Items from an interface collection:
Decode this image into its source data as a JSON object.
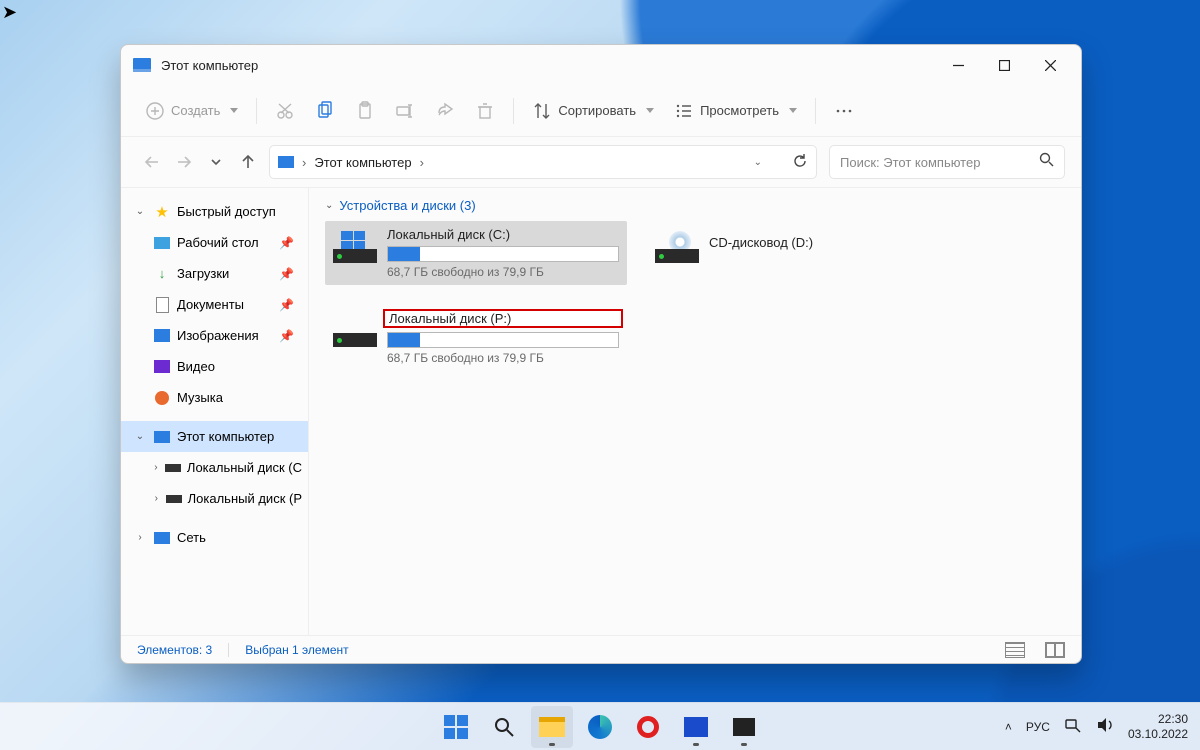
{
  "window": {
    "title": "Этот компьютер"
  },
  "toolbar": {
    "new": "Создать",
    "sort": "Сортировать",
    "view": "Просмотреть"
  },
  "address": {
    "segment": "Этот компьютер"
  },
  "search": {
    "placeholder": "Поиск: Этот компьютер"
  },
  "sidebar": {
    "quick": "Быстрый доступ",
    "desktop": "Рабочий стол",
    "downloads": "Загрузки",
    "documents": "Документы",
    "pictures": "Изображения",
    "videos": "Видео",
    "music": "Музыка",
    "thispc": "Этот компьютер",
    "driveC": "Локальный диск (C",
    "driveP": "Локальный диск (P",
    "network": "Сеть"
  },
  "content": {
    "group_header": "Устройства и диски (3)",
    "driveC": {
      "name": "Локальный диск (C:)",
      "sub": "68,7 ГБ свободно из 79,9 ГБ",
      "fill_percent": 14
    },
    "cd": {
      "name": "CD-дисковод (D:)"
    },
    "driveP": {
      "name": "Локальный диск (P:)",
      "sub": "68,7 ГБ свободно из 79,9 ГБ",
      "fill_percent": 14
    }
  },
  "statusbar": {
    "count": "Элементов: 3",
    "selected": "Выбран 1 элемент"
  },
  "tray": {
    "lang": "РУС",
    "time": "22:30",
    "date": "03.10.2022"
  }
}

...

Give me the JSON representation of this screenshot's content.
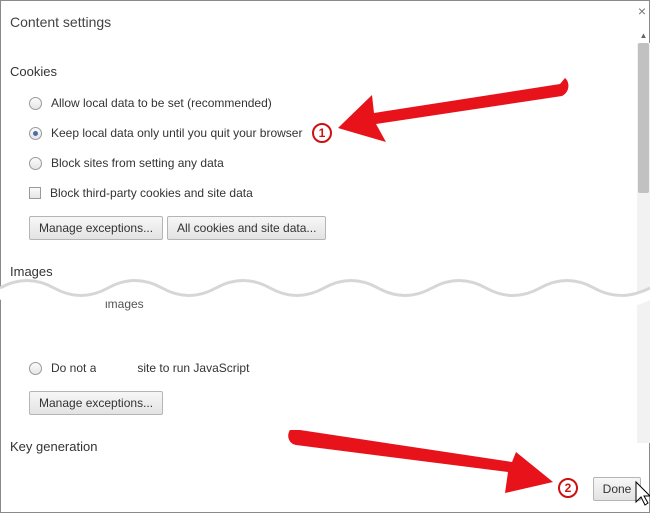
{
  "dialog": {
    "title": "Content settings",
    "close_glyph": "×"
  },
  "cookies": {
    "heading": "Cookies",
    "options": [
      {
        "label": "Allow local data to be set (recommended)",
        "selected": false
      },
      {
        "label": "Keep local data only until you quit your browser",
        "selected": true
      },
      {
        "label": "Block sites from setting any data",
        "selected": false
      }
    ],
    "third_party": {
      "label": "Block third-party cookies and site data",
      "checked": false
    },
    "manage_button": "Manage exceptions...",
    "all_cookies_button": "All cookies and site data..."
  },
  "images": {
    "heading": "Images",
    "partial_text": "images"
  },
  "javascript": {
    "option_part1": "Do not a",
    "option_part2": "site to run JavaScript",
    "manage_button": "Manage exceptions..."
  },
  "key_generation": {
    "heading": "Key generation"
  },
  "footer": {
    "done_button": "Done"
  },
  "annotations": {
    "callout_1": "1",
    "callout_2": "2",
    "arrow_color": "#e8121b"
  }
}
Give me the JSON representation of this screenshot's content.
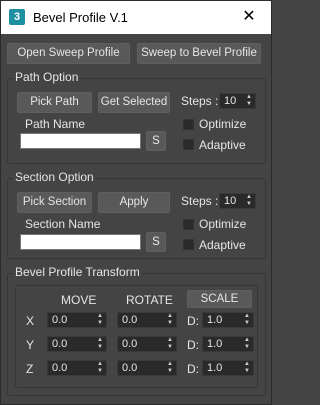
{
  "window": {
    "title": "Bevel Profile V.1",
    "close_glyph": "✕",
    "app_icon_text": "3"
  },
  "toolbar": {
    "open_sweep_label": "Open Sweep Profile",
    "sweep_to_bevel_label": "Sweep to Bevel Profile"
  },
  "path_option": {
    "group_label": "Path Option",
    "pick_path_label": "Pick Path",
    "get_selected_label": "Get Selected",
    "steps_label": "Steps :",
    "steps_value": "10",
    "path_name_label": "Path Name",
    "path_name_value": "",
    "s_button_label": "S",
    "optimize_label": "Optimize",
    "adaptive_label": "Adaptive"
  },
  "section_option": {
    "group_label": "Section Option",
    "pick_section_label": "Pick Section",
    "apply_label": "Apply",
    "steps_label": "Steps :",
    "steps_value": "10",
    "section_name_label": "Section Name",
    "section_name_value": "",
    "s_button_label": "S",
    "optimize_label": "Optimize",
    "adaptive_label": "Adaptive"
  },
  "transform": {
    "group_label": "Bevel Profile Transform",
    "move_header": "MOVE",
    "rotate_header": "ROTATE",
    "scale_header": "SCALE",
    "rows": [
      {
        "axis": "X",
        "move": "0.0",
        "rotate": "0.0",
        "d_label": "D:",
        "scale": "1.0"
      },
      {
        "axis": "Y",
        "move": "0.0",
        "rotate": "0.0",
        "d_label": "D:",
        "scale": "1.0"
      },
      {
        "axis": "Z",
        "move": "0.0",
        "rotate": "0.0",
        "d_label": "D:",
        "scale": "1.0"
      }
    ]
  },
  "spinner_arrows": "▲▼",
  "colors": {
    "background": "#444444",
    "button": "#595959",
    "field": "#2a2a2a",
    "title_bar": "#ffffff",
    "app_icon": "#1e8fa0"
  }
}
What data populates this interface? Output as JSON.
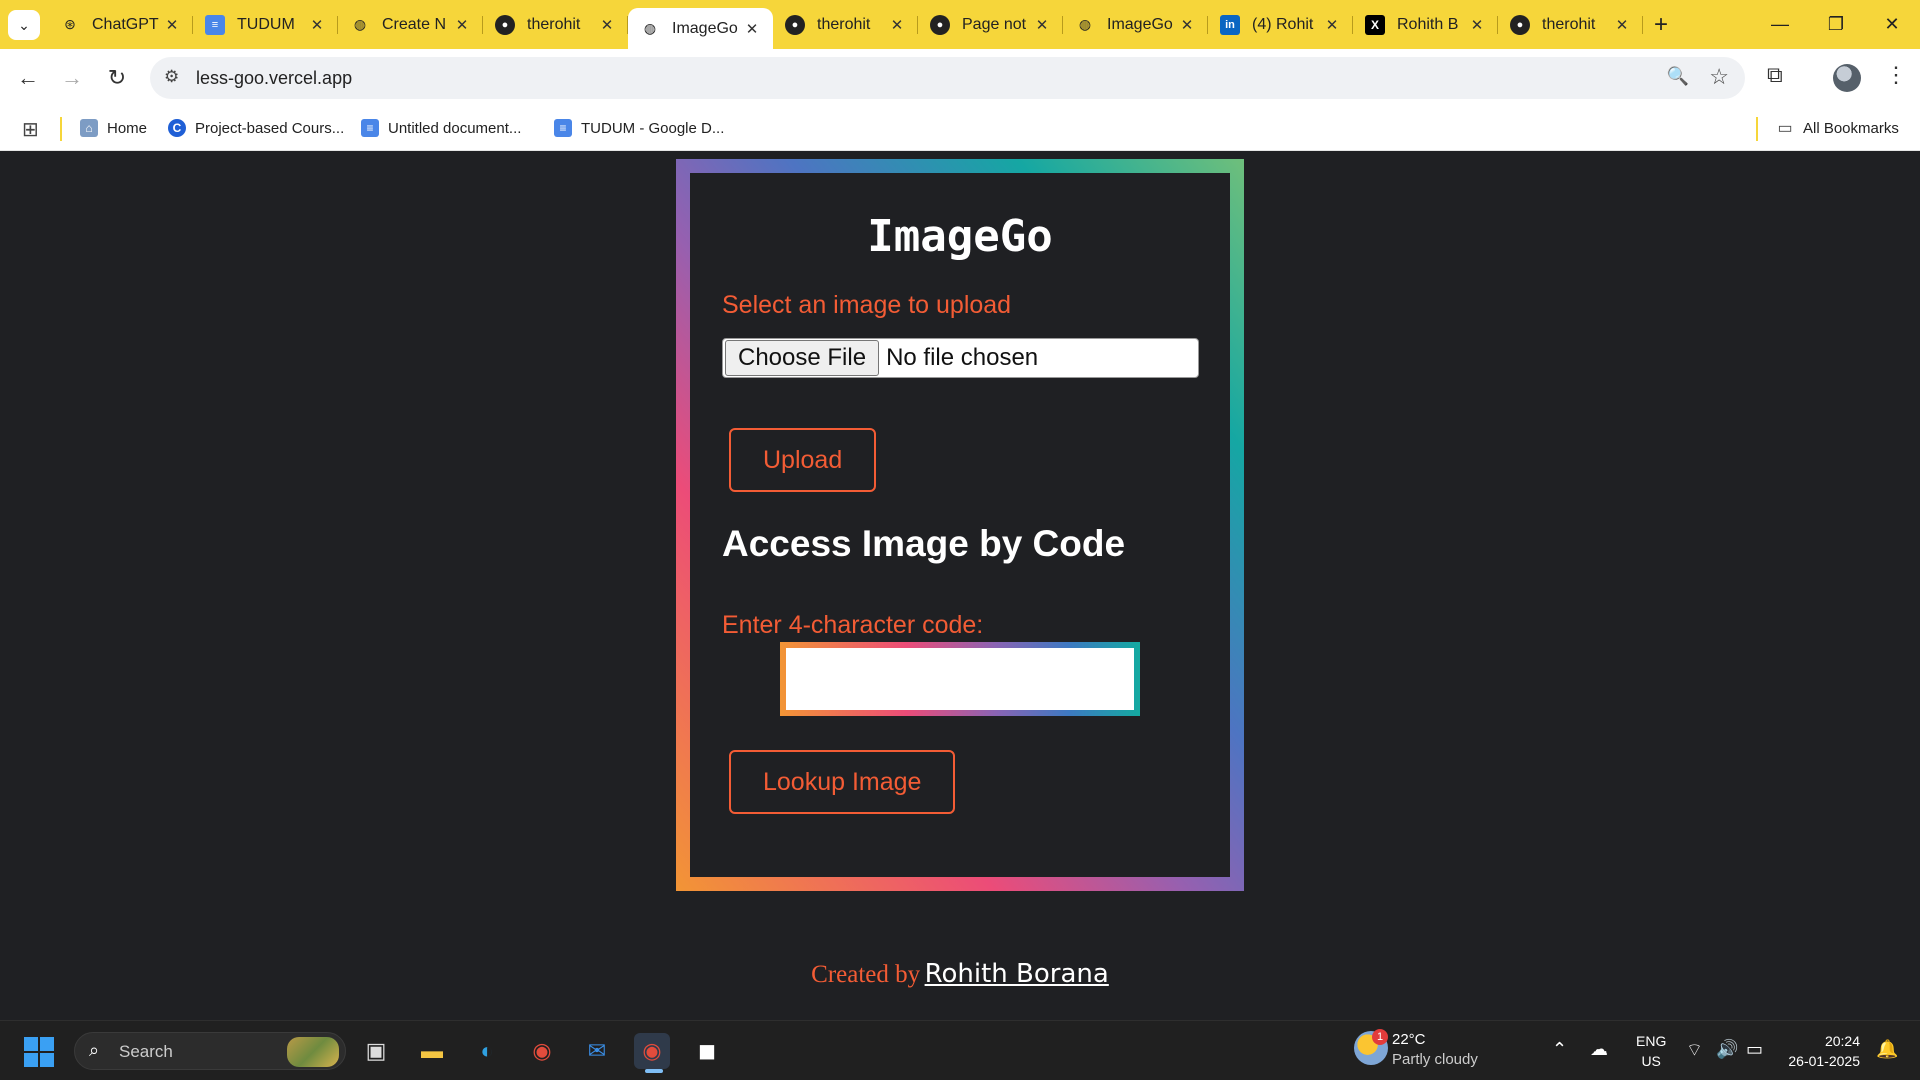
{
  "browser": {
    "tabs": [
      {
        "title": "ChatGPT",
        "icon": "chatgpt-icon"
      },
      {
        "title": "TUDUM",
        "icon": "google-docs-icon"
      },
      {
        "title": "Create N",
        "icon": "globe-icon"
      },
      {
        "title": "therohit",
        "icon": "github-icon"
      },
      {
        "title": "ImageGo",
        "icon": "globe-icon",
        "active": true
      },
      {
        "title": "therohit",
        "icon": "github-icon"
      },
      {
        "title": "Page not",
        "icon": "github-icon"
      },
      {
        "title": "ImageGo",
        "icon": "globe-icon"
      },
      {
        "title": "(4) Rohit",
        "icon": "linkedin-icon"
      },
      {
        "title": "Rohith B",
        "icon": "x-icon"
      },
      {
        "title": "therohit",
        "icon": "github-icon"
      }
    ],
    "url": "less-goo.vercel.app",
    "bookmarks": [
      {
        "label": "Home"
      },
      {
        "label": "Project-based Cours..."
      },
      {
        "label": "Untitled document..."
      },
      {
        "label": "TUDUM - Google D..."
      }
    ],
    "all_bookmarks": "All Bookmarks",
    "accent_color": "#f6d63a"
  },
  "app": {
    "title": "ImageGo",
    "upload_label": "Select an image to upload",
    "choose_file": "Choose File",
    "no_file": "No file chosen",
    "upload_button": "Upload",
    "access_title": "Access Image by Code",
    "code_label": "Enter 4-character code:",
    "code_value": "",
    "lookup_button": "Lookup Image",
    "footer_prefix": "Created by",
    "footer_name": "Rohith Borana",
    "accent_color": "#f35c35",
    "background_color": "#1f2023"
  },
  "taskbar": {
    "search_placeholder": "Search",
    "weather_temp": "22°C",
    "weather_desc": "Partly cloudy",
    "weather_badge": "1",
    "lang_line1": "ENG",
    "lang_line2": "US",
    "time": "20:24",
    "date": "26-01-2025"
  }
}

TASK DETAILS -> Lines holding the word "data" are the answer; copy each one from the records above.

ANSWER SPACE ->
Decode this image into its source data as a JSON object.
        "label": "Allow local data to be set (recommended)",
        "label": "Keep local data only until you quit your browser",
        "label": "Block sites from setting any data",
      "label": "Block third-party cookies and site data",
    "all_cookies_button": "All cookies and site data..."
What data populates this interface? Output as JSON.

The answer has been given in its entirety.